“Chinese banks are continuing to implement new procurement practices favoring domestic products and services consistent with the guidelines, creating urgent challenges for companies whose products and services are affected by them,” said the letter, which included the U.S. Chamber of Commerce and the Consumer Electronics Association, The New York Times reported.

The realization undercuts what appeared to be progress by the international community in slowing the controversial rules.

Treasury Secretary Jack LewJacob (Jack) Joseph LewOvernight Finance: US reaches deal with ZTE | Lawmakers look to block it | Trump blasts Macron, Trudeau ahead of G-7 | Mexico files WTO complaint Obama-era Treasury secretary: Tax law will make bipartisan deficit-reduction talks harder GOP Senate report says Obama officials gave Iran access to US financial system MORE spent much of his late March trip to China discussing the rules with top Chinese officials. Following the meetings, American officials said the guidelines would be delayed.

“We made clear that suspending them is the right approach,” Lew told reporters at the time. “I think the need for a process to resolve this is necessary because even as they're pending, it causes a difficult environment for American businesses trying to do business in China.”

It’s not the first time U.S. officials have indicated China was taking a step back, only to have Chinese officials declare otherwise days later.

White House Cybersecurity Coordinator Michael Daniel, who has spoken out against the rules, said in early March that China was hitting pause on the broader rules to consider more input. Beijing quickly refuted his comments.

In the letter sent Monday, the industry coalition said Beijing was still not slowing down. Businesses “remain concerned that stakeholder input has not been fully considered,” the letter said, according to The Wall Street Journal.

The letter was sent to the Chinese Communist Party Central Leading Group for Cyberspace Affairs, which is headed by President Xi Jinping.
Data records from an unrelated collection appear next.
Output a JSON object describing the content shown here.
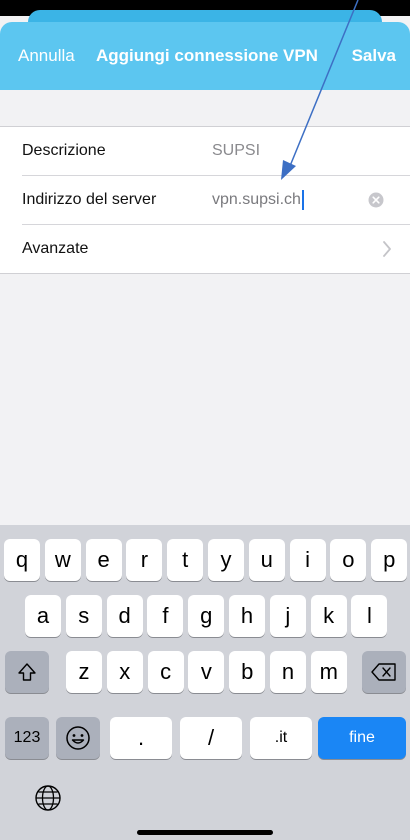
{
  "header": {
    "cancel_label": "Annulla",
    "title": "Aggiungi connessione VPN",
    "save_label": "Salva"
  },
  "form": {
    "rows": [
      {
        "label": "Descrizione",
        "value": "SUPSI"
      },
      {
        "label": "Indirizzo del server",
        "value": "vpn.supsi.ch"
      },
      {
        "label": "Avanzate",
        "value": ""
      }
    ]
  },
  "keyboard": {
    "row1": [
      "q",
      "w",
      "e",
      "r",
      "t",
      "y",
      "u",
      "i",
      "o",
      "p"
    ],
    "row2": [
      "a",
      "s",
      "d",
      "f",
      "g",
      "h",
      "j",
      "k",
      "l"
    ],
    "row3": [
      "z",
      "x",
      "c",
      "v",
      "b",
      "n",
      "m"
    ],
    "numbers_label": "123",
    "dot_label": ".",
    "slash_label": "/",
    "tld_label": ".it",
    "done_label": "fine"
  },
  "colors": {
    "header": "#5cc6f0",
    "done_key": "#1a86f5",
    "arrow": "#3d6fc4"
  },
  "icons": {
    "clear": "clear-circle-icon",
    "chevron": "chevron-right-icon",
    "shift": "shift-icon",
    "backspace": "backspace-icon",
    "emoji": "emoji-icon",
    "globe": "globe-icon"
  }
}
President Obama has expressed his own reservations by phone to Xi.

The U.S. has also taken its frustrations to the World Trade Organization, asking Beijing officials to clarify their intent behind moving on the law.